Start of Block
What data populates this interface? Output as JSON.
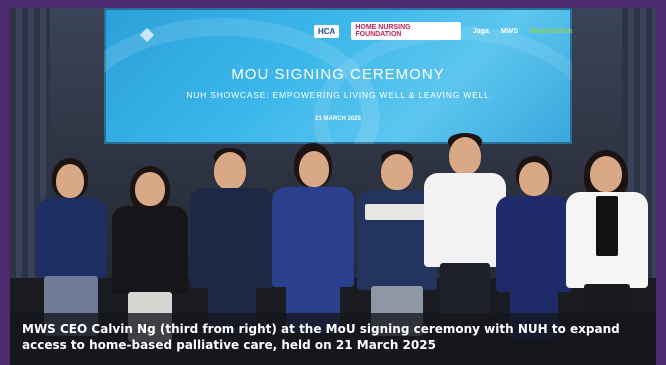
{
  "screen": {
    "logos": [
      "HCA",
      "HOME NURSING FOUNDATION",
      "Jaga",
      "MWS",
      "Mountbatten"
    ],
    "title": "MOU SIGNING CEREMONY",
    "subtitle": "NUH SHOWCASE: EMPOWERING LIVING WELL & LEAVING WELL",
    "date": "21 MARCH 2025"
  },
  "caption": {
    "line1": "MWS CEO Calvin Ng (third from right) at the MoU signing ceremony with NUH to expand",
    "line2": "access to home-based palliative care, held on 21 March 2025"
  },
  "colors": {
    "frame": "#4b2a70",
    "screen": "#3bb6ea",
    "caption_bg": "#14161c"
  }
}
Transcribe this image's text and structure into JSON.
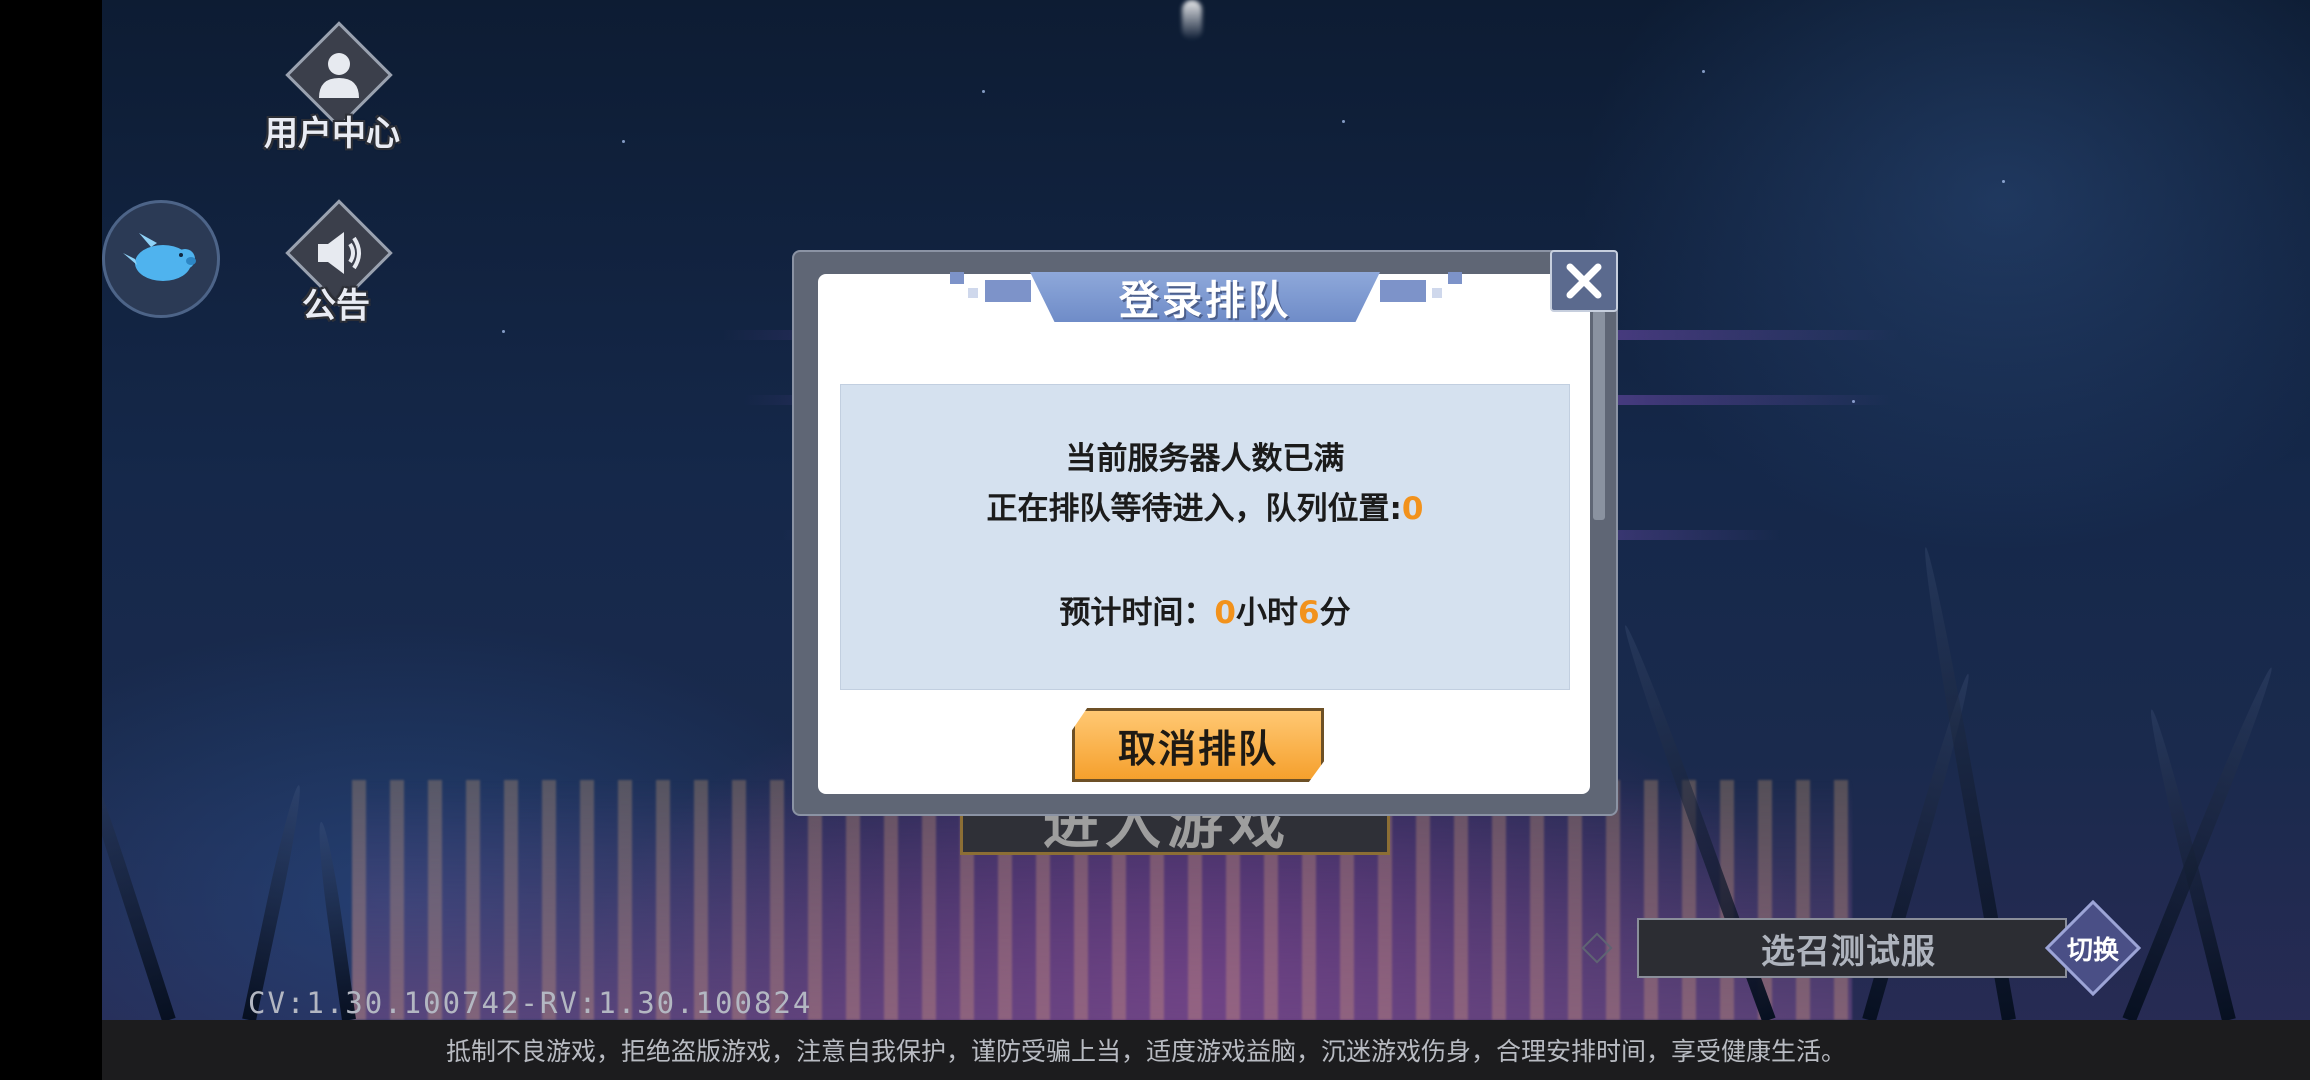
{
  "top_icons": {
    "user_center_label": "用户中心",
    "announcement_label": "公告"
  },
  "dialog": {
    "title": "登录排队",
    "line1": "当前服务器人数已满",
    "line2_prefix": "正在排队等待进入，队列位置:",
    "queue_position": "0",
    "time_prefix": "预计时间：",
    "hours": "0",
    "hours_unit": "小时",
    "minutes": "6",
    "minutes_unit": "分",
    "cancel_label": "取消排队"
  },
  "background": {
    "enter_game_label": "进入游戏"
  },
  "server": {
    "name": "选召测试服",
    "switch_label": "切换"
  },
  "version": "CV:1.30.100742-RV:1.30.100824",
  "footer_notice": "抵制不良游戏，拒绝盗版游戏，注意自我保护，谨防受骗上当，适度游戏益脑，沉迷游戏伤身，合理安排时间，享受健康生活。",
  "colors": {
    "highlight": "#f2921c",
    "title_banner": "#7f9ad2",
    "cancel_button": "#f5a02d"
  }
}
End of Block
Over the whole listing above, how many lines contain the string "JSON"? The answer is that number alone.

2